• **Work request**
Tally the lines of the entries in which the string "代金先払い" occurs, and say only how many.

• **Data provided**
BEGIN

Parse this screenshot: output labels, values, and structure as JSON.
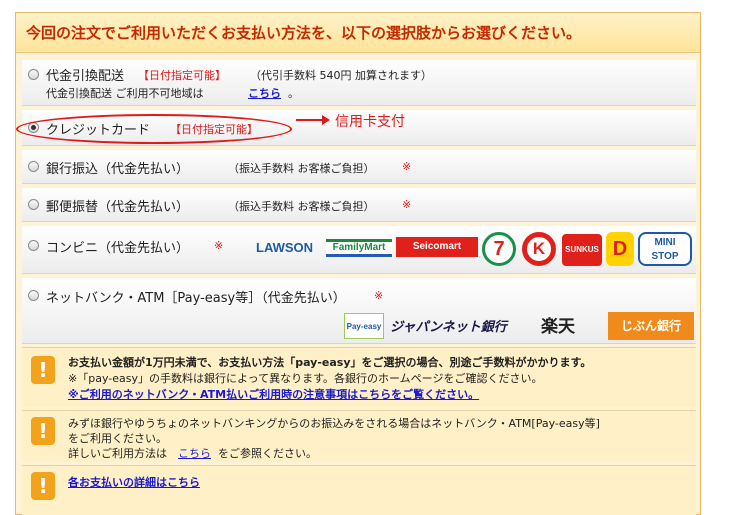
{
  "header": {
    "title": "今回の注文でご利用いただくお支払い方法を、以下の選択肢からお選びください。"
  },
  "options": {
    "cod": {
      "label": "代金引換配送",
      "badge": "【日付指定可能】",
      "fee": "（代引手数料 540円 加算されます）",
      "sub": "代金引換配送 ご利用不可地域は",
      "link": "こちら",
      "tail": "。"
    },
    "card": {
      "label": "クレジットカード",
      "badge": "【日付指定可能】",
      "annotation": "信用卡支付"
    },
    "bank": {
      "label": "銀行振込（代金先払い）",
      "fee": "（振込手数料 お客様ご負担）",
      "mark": "※"
    },
    "postal": {
      "label": "郵便振替（代金先払い）",
      "fee": "（振込手数料 お客様ご負担）",
      "mark": "※"
    },
    "convenience": {
      "label": "コンビニ（代金先払い）",
      "mark": "※"
    },
    "netbank": {
      "label": "ネットバンク・ATM［Pay-easy等］（代金先払い）",
      "mark": "※"
    }
  },
  "logos": {
    "lawson": "LAWSON",
    "familymart": "FamilyMart",
    "seicomart": "Seicomart",
    "seven": "7",
    "circlek": "K",
    "sunkus": "SUNKUS",
    "daily": "D",
    "ministop": "MINI STOP",
    "payeasy": "Pay-easy",
    "japannet": "ジャパンネット銀行",
    "rakuten": "楽天",
    "jibun": "じぶん銀行"
  },
  "notes": {
    "note1": {
      "line1": "お支払い金額が1万円未満で、お支払い方法「pay-easy」をご選択の場合、別途ご手数料がかかります。",
      "line2": "※「pay-easy」の手数料は銀行によって異なります。各銀行のホームページをご確認ください。",
      "link": "※ご利用のネットバンク・ATM払いご利用時の注意事項はこちらをご覧ください。"
    },
    "note2": {
      "line1": "みずほ銀行やゆうちょのネットバンキングからのお振込みをされる場合はネットバンク・ATM[Pay-easy等]",
      "line2": "をご利用ください。",
      "line3a": "詳しいご利用方法は",
      "line3link": "こちら",
      "line3b": "をご参照ください。"
    },
    "note3": {
      "link": "各お支払いの詳細はこちら"
    }
  }
}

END

• **Finished task**
4